[Page and application data records]
==================================================
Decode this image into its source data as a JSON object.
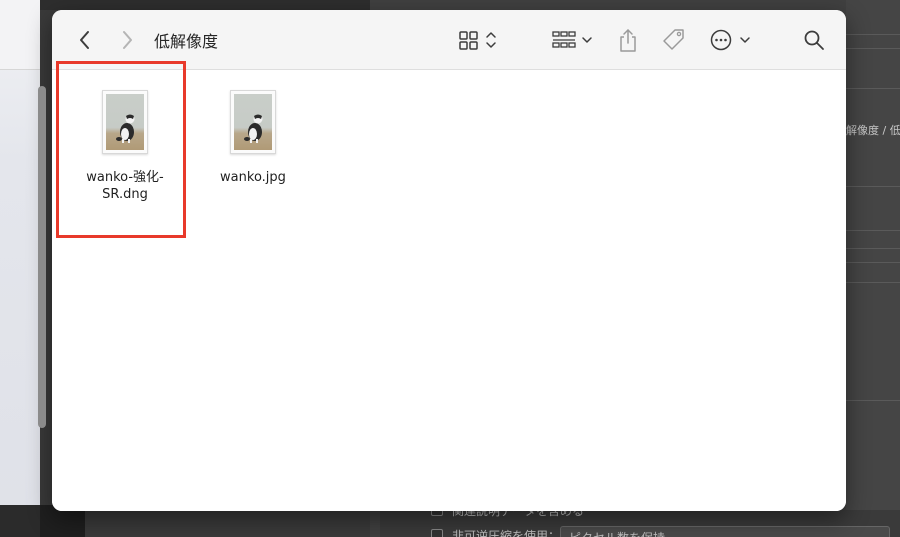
{
  "finder": {
    "title": "低解像度",
    "files": [
      {
        "name_line1": "wanko-強化-",
        "name_line2": "SR.dng"
      },
      {
        "name_line1": "wanko.jpg",
        "name_line2": ""
      }
    ]
  },
  "background_app": {
    "path_fragment": "解像度 / 低解",
    "option_row1": "関連説明データを含める",
    "option_row2_label": "非可逆圧縮を使用：",
    "option_row2_value": "ピクセル数を保持"
  },
  "colors": {
    "highlight": "#e8392a",
    "toolbar_bg": "#f5f5f5",
    "content_bg": "#ffffff"
  }
}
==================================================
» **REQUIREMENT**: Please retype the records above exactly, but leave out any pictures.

» **SOLUTION**:
Decode this image into its source data as a JSON object.
{
  "finder": {
    "title": "低解像度",
    "files": [
      {
        "name_line1": "wanko-強化-",
        "name_line2": "SR.dng"
      },
      {
        "name_line1": "wanko.jpg",
        "name_line2": ""
      }
    ]
  },
  "background_app": {
    "path_fragment": "解像度 / 低解",
    "option_row1": "関連説明データを含める",
    "option_row2_label": "非可逆圧縮を使用：",
    "option_row2_value": "ピクセル数を保持"
  },
  "colors": {
    "highlight": "#e8392a",
    "toolbar_bg": "#f5f5f5",
    "content_bg": "#ffffff"
  }
}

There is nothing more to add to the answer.